World Bulletin/News Desk
Opposition lawmakers are behind an investigation into alleged tax irregularities by a hotel operator owned by the family of the country’s president, Cabinet chief Jorge Capitanich said Friday.
The probe has “political intentions,” Capitanich said during a televised press conference.
He spoke a day after federal judge Claudio Bonadio asked the national tax agency to hand over tax returns of President Cristina Fernandez de Kirchner, her late husband, her two children and others linked to Hotesur, a company that runs hotels including the 103-room Alto Calafate Hotel Patagonico in the southern province of Santa Cruz.

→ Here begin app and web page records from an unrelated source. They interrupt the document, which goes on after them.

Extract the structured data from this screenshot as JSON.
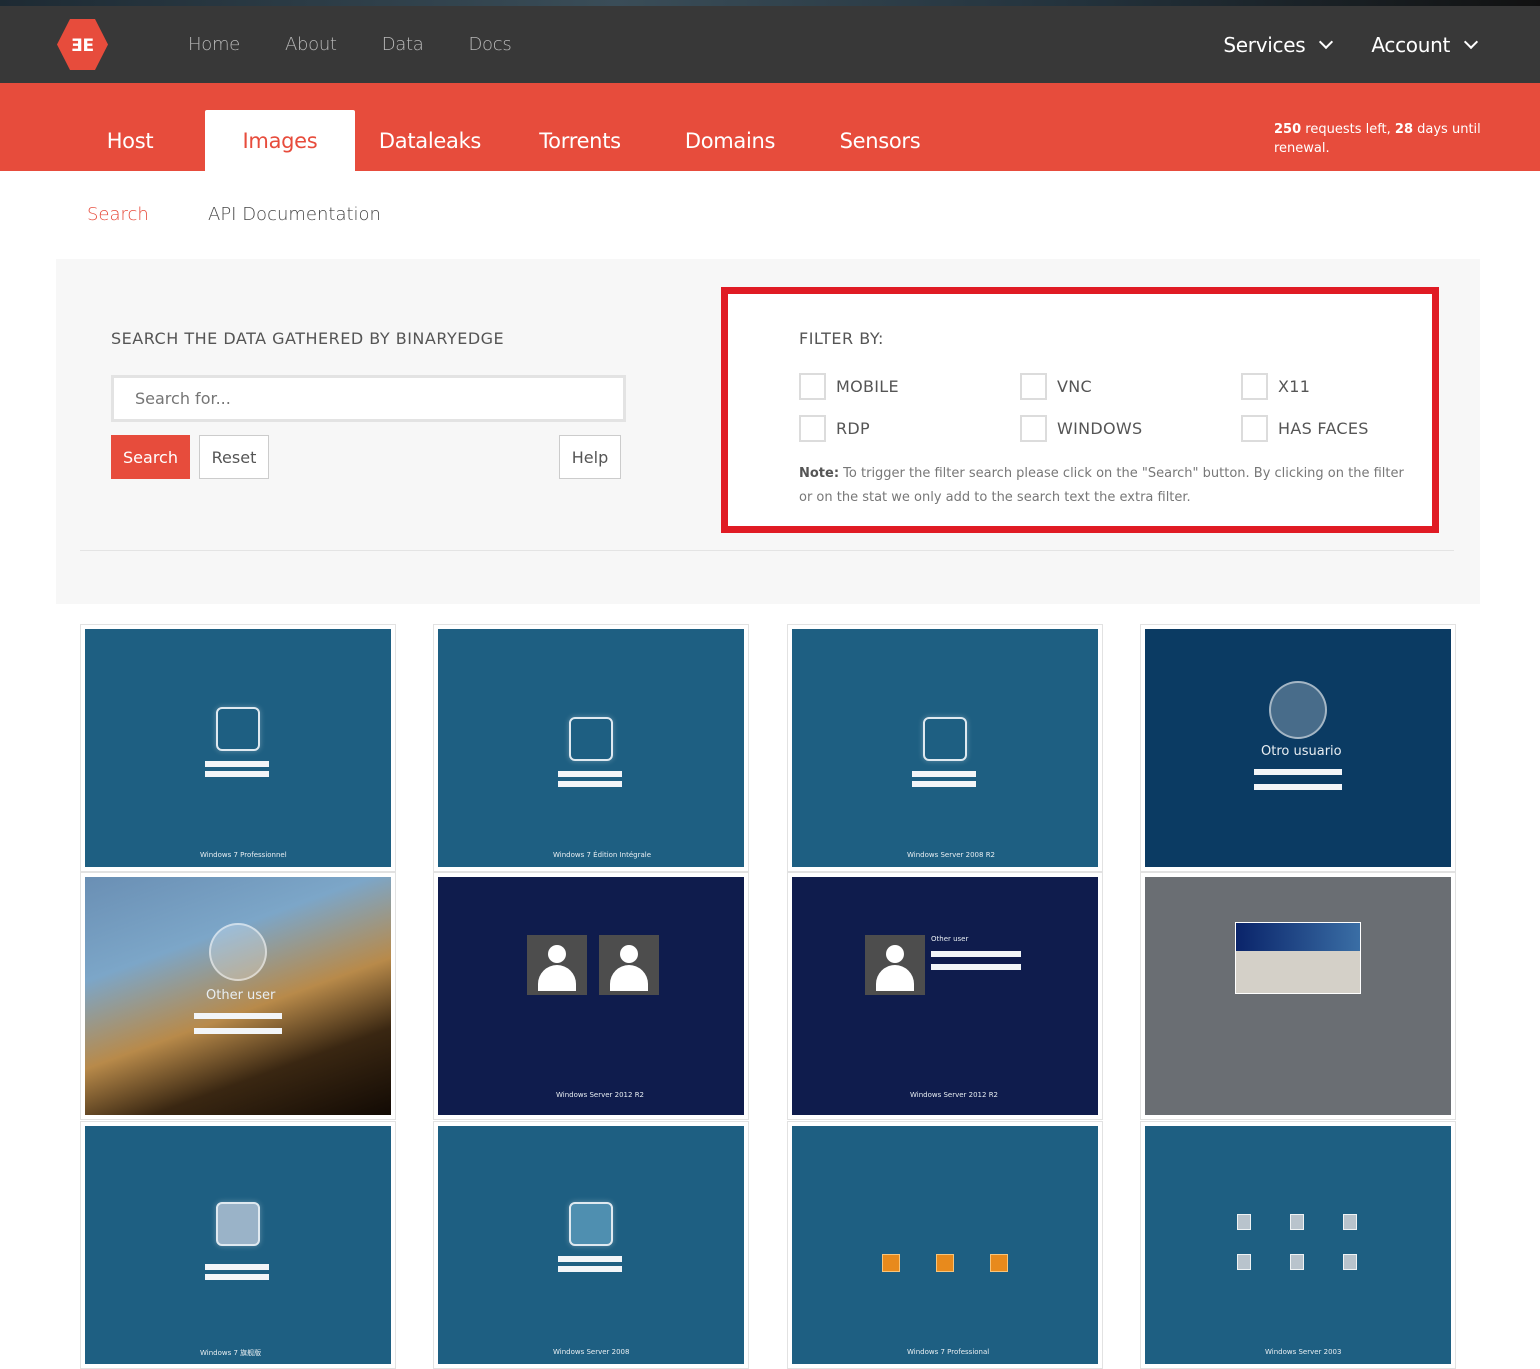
{
  "nav": {
    "logo": "be-logo",
    "links": [
      "Home",
      "About",
      "Data",
      "Docs"
    ],
    "services_label": "Services",
    "account_label": "Account"
  },
  "tabs": [
    "Host",
    "Images",
    "Dataleaks",
    "Torrents",
    "Domains",
    "Sensors"
  ],
  "active_tab": "Images",
  "quota": {
    "requests": "250",
    "requests_text": " requests left, ",
    "days": "28",
    "days_text": " days until renewal."
  },
  "subnav": {
    "search_label": "Search",
    "api_label": "API Documentation"
  },
  "search": {
    "title": "SEARCH THE DATA GATHERED BY BINARYEDGE",
    "placeholder": "Search for...",
    "search_button": "Search",
    "reset_button": "Reset",
    "help_button": "Help"
  },
  "filter": {
    "title": "FILTER BY:",
    "options": [
      "MOBILE",
      "VNC",
      "X11",
      "RDP",
      "WINDOWS",
      "HAS FACES"
    ],
    "note_label": "Note:",
    "note_text": " To trigger the filter search please click on the \"Search\" button. By clicking on the filter or on the stat we only add to the search text the extra filter."
  },
  "gallery": {
    "captions": {
      "t4_user": "Otro usuario",
      "t5_user": "Other user",
      "t6_os": "Windows Server 2012 R2",
      "t7_user": "Other user",
      "t7_os": "Windows Server 2012 R2",
      "t1_os": "Windows 7 Professionnel",
      "t2_os": "Windows 7 Édition Intégrale",
      "t3_os": "Windows Server 2008 R2",
      "t9_os": "Windows 7 旗舰版",
      "t10_os": "Windows Server 2008",
      "t11_os": "Windows 7 Professional",
      "t12_os": "Windows Server 2003"
    }
  },
  "colors": {
    "navbar": "#383838",
    "accent": "#e74c3c",
    "highlight_border": "#e01b24"
  }
}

The tax agency complied with the request Friday, Clarin newspaper reported, citing unnamed judicial sources.
The tax irregularities are the latest corruption allegations to hit the ruling Front for Victory party that is struggling to sustain popularity as a recession, inflation, and rising unemployment make it harder for Argentineans to get by each month.
Bonadio is looking into the tax irregularities allegations and the failure to present financial returns, in a case brought by Margarita Stolbizer, an opposition congresswoman.
Bonadio also is investigating links between Fernandez de Kirchner and Lazaro Baez, a businessman whose construction company is suspected to have benefited from his political ties to win public works contracts.
Earlier this month, Bonadio ordered a raid of Hotesur to find documents that might expose tax discrepancies.
Capitanich, however, reiterated the official rebuttal to the accusations, saying they are false.
Roberto Feletti, a ruling party congressman, took the denial further Friday, saying that Bonadio and Stolbizer are acting like “coup mongers.”
Bonadio “is a judge without credibility,” Feletti said on Radio Nacional Rock.
Since the raid, judge Julian Ercolini launched an investigation into claims by Marcelo Fuentes, a senator in the ruling party, that Bonadio may be guilty of illicit enrichment, money laundering and abuse of power.
Also, Justice Secretary Julian Alvarez said this week that he will file complaints against Bonadio before the Magistrates Council, accusing him of improper performance of his duties. If found to be true, it could cost the judge his job.
Alvarez added that Hotesur’s suspected irregularities are so mild that they are equivalent to running a red light, adding that another 40,000 companies are also behind in filing their balance sheets.
In response to the government’s reaction, Stolbizer, the whistle-blower in the Hotesur case, said she is now under investigation for suspected illicit enrichment.
“The government’s responses are obvious,” she said on Radio Mitre. “It shows that we have stepped on an anthill and that these issues are starting to hurt them.”
Last Mod: 28 Kasım 2014, 23:05